#### INFORMATION PROVIDED

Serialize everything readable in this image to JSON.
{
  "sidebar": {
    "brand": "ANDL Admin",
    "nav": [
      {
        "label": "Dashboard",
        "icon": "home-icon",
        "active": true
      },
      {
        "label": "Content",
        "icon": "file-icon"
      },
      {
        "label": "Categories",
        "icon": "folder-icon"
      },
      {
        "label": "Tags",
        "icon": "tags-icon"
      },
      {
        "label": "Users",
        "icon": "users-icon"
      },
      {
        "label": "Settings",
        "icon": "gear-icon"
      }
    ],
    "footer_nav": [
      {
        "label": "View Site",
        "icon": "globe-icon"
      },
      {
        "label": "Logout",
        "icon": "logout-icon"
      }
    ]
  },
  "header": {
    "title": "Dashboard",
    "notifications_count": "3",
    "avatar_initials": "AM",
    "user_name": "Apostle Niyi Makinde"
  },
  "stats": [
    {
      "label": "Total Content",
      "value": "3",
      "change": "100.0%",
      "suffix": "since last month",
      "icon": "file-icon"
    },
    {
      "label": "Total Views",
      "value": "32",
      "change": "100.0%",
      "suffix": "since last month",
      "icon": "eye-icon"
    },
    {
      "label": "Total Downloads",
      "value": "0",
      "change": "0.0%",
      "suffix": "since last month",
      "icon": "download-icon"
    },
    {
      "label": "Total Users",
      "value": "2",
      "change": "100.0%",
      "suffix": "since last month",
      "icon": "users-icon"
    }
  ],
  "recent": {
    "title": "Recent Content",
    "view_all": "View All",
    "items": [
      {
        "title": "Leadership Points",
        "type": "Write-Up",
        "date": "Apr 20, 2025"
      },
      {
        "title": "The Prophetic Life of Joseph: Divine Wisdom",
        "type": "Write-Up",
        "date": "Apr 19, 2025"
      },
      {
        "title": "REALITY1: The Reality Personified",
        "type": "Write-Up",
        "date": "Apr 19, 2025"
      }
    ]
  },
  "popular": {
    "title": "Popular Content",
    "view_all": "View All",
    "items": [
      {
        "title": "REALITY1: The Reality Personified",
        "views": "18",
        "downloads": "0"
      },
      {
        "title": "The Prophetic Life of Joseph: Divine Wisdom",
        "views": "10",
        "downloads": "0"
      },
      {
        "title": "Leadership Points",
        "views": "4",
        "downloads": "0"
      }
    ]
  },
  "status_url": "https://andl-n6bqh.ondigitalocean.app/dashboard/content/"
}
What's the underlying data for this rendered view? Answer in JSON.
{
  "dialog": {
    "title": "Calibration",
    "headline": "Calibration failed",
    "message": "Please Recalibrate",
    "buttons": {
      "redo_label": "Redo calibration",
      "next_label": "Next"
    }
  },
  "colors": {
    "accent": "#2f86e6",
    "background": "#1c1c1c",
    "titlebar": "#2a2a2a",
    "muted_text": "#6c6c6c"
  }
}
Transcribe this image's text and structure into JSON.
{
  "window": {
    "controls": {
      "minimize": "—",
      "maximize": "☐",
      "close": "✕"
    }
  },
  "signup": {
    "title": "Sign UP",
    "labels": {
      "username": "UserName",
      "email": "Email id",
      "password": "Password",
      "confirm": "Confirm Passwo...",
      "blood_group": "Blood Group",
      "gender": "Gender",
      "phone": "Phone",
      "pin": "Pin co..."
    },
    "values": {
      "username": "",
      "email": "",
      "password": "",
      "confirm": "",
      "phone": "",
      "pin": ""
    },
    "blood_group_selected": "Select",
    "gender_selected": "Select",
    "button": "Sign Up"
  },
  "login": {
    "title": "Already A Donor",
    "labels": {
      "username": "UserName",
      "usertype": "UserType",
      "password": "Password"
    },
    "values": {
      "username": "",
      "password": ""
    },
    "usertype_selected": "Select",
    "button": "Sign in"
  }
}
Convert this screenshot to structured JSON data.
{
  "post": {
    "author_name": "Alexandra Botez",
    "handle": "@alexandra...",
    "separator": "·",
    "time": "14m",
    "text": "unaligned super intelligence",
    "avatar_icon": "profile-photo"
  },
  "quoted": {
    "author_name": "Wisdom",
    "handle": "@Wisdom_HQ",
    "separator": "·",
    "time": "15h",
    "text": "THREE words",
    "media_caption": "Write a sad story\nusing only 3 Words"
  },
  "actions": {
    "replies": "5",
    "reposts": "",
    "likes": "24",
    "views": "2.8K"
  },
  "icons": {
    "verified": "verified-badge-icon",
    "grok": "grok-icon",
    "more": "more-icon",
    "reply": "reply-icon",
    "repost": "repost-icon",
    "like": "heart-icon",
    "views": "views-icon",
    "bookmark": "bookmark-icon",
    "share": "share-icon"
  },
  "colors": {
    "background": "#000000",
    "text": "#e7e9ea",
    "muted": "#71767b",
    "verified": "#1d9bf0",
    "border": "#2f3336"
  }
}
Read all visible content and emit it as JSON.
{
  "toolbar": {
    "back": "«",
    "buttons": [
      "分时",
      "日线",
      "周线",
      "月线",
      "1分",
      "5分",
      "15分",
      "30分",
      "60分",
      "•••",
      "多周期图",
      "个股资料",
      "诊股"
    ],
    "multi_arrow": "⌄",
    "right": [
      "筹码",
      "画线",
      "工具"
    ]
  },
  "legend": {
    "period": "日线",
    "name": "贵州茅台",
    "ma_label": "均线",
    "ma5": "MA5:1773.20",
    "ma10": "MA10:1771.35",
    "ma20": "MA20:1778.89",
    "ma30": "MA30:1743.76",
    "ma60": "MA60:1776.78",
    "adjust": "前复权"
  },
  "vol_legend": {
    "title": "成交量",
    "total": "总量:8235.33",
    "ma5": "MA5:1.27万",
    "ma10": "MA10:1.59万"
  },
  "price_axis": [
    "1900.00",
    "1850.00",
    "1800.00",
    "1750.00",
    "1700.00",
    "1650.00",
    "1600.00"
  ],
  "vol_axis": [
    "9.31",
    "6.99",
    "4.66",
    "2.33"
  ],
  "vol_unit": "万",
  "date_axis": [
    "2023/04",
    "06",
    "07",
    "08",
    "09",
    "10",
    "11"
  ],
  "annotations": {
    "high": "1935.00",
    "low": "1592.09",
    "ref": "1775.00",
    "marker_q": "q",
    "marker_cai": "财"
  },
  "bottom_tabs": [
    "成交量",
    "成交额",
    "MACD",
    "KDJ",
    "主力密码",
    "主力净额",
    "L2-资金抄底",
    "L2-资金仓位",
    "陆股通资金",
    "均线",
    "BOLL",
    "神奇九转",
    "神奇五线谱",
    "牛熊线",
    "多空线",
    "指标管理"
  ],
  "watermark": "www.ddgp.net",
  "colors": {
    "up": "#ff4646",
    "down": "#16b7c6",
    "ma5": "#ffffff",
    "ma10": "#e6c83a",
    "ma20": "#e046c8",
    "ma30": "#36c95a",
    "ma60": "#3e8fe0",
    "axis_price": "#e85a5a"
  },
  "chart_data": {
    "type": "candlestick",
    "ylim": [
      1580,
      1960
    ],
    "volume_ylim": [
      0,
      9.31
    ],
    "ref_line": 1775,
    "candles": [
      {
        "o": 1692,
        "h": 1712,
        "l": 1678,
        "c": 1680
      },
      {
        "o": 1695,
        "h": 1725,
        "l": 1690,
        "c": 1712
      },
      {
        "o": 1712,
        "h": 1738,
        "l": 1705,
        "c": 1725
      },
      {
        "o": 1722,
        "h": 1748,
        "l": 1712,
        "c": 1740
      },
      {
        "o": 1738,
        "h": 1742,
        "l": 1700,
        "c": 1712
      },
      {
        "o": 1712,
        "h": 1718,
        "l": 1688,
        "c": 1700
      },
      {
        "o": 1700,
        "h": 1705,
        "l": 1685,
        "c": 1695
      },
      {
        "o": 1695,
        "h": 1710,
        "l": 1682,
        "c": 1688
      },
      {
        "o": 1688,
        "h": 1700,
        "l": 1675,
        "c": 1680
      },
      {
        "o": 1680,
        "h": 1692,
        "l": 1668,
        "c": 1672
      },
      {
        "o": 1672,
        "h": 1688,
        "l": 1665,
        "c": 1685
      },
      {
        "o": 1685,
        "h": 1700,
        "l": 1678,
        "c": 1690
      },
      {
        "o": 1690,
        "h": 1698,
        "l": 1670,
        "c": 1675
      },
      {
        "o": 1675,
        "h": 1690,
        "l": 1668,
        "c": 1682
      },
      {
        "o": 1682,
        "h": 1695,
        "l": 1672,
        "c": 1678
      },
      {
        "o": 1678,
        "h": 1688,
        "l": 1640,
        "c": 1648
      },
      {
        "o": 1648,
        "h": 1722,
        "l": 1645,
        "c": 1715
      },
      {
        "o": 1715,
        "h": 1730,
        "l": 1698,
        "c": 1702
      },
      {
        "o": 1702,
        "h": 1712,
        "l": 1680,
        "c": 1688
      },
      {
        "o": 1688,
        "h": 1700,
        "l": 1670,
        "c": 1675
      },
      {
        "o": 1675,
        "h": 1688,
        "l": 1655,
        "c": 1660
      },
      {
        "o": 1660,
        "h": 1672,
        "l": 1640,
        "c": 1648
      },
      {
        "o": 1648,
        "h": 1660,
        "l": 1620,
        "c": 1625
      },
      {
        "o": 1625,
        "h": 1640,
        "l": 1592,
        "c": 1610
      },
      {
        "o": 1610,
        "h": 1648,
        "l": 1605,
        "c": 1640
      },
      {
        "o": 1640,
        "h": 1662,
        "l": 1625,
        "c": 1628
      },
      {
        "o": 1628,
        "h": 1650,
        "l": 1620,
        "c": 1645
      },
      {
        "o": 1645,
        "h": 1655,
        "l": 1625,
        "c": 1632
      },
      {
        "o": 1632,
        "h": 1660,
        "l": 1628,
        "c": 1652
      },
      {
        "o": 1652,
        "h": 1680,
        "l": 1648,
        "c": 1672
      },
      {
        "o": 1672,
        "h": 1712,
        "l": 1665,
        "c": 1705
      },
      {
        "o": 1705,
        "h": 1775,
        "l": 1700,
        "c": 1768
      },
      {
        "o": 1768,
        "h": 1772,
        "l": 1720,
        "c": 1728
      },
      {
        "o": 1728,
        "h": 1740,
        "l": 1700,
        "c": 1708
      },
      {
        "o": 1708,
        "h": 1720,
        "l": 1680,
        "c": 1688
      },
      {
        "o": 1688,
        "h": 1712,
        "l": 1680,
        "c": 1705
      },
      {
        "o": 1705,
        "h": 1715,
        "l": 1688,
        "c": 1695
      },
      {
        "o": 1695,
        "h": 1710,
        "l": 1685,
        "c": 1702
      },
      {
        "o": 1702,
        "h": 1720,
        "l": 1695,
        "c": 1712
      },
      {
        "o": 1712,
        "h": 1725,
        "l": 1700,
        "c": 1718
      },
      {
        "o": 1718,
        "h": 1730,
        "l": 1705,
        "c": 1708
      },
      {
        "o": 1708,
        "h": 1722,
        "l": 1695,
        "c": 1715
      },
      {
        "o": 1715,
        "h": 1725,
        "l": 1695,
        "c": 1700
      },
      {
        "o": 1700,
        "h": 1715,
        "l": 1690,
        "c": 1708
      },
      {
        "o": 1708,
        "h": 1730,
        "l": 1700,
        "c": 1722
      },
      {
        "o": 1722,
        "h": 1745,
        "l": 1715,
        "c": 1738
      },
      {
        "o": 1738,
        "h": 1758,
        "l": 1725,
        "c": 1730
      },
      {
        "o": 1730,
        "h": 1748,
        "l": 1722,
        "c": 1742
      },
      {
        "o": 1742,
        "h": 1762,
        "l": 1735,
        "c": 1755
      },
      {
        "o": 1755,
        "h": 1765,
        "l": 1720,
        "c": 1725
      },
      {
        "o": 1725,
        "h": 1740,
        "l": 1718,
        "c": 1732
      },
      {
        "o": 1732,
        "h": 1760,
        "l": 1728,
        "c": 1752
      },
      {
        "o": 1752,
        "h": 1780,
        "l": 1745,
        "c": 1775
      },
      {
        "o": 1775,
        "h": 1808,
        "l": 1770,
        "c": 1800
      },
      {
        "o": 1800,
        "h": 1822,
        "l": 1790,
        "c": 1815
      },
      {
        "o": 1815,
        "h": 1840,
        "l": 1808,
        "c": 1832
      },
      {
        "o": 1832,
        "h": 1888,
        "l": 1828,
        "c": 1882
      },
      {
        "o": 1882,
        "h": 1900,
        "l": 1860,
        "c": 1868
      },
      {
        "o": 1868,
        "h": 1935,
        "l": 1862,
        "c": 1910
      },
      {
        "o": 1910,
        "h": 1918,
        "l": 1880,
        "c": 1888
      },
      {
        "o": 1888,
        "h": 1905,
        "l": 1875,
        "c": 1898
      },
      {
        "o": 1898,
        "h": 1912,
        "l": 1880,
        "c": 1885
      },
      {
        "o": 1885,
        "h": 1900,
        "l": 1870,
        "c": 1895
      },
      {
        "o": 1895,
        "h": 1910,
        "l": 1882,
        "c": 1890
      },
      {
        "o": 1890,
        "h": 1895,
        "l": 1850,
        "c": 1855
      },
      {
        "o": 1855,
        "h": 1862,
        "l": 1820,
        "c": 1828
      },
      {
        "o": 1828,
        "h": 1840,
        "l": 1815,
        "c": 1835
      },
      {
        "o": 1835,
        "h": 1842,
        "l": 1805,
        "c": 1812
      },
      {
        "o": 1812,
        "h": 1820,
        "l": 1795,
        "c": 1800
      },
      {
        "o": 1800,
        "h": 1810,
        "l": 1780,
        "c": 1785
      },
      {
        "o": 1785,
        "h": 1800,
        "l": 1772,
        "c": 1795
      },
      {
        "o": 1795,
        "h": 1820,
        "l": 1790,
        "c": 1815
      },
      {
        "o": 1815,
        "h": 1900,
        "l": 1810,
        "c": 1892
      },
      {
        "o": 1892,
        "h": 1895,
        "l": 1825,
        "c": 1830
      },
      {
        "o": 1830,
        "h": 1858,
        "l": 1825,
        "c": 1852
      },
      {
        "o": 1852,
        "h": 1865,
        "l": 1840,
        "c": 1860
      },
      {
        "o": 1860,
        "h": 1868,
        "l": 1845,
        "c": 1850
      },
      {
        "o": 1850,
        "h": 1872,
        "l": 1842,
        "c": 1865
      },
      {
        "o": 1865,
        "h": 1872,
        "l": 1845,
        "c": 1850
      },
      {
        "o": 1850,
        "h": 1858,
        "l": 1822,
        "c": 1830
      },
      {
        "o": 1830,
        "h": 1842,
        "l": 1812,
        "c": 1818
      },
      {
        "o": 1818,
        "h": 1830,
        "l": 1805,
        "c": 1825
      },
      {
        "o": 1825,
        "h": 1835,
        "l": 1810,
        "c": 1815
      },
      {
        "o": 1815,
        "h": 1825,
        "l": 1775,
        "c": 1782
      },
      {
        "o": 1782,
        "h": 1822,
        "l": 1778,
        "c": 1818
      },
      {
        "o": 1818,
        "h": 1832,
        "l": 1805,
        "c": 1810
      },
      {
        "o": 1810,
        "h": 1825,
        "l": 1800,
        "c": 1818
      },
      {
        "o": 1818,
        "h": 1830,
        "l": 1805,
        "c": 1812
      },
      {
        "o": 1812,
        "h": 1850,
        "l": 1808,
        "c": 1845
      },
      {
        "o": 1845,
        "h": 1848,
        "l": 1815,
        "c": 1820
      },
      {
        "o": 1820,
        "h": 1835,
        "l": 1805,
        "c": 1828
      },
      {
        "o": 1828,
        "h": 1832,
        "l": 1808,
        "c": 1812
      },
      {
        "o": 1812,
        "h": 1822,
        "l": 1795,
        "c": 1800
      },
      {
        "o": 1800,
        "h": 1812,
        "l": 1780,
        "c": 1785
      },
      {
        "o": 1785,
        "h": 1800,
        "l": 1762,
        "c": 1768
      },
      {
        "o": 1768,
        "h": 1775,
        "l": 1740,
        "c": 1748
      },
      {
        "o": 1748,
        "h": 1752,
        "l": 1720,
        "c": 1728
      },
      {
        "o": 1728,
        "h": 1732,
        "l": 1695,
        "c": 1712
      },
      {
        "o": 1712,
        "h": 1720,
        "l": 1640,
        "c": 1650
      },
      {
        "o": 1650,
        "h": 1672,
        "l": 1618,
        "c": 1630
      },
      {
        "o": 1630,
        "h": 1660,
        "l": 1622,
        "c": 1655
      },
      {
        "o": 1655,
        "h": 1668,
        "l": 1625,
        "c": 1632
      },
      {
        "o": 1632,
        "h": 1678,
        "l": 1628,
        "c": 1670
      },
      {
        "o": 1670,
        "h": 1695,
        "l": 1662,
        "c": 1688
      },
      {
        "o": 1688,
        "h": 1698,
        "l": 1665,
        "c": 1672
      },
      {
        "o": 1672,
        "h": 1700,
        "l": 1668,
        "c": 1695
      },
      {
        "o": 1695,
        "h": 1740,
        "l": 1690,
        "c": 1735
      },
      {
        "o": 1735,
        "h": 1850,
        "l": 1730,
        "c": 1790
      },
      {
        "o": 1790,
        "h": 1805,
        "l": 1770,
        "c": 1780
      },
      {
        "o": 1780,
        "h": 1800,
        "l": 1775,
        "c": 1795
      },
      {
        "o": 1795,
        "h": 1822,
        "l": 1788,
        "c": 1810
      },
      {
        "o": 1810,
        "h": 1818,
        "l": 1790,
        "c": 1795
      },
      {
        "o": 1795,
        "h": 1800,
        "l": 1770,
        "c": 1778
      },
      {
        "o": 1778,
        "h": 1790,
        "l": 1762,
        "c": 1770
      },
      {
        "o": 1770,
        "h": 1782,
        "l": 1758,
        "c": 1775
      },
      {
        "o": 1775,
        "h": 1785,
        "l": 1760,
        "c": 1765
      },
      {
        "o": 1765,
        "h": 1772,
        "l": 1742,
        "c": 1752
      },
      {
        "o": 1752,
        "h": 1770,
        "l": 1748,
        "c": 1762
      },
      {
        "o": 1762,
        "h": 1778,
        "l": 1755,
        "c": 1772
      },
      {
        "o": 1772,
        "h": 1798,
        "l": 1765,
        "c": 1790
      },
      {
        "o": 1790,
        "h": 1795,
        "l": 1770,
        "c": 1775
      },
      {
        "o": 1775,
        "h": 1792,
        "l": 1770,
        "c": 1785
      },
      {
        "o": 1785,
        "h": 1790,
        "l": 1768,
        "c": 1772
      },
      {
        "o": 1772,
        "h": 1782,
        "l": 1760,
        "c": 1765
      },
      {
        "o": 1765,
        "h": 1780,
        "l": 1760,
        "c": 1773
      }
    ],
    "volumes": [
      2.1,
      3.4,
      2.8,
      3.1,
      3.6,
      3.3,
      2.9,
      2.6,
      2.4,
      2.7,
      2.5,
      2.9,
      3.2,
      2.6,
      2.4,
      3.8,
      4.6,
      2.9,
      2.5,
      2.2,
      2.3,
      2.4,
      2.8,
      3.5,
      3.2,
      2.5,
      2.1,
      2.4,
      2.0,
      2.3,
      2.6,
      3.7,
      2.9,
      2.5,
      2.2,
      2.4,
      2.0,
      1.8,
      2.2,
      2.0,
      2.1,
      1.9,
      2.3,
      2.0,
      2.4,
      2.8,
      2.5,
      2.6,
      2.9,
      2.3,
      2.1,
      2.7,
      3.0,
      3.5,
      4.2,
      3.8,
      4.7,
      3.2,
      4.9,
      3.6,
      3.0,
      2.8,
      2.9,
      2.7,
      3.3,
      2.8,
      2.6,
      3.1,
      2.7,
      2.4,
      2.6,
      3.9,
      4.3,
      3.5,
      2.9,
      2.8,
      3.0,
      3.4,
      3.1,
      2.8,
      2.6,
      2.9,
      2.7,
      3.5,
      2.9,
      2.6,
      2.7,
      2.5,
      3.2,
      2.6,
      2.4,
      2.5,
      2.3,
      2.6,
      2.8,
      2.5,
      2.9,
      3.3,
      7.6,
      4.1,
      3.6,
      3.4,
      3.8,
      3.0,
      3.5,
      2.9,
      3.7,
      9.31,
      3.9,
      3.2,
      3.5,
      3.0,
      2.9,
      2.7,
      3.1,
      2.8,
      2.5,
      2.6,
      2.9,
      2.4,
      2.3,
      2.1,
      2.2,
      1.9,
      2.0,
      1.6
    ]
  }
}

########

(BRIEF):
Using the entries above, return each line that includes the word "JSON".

(TASK RESPONSE):
Serialize everything readable in this image to JSON.
What's the underlying data for this rendered view? Answer in JSON.
Transcribe this image's text and structure into JSON.
Convert this screenshot to structured JSON data.
Read all visible content and emit it as JSON.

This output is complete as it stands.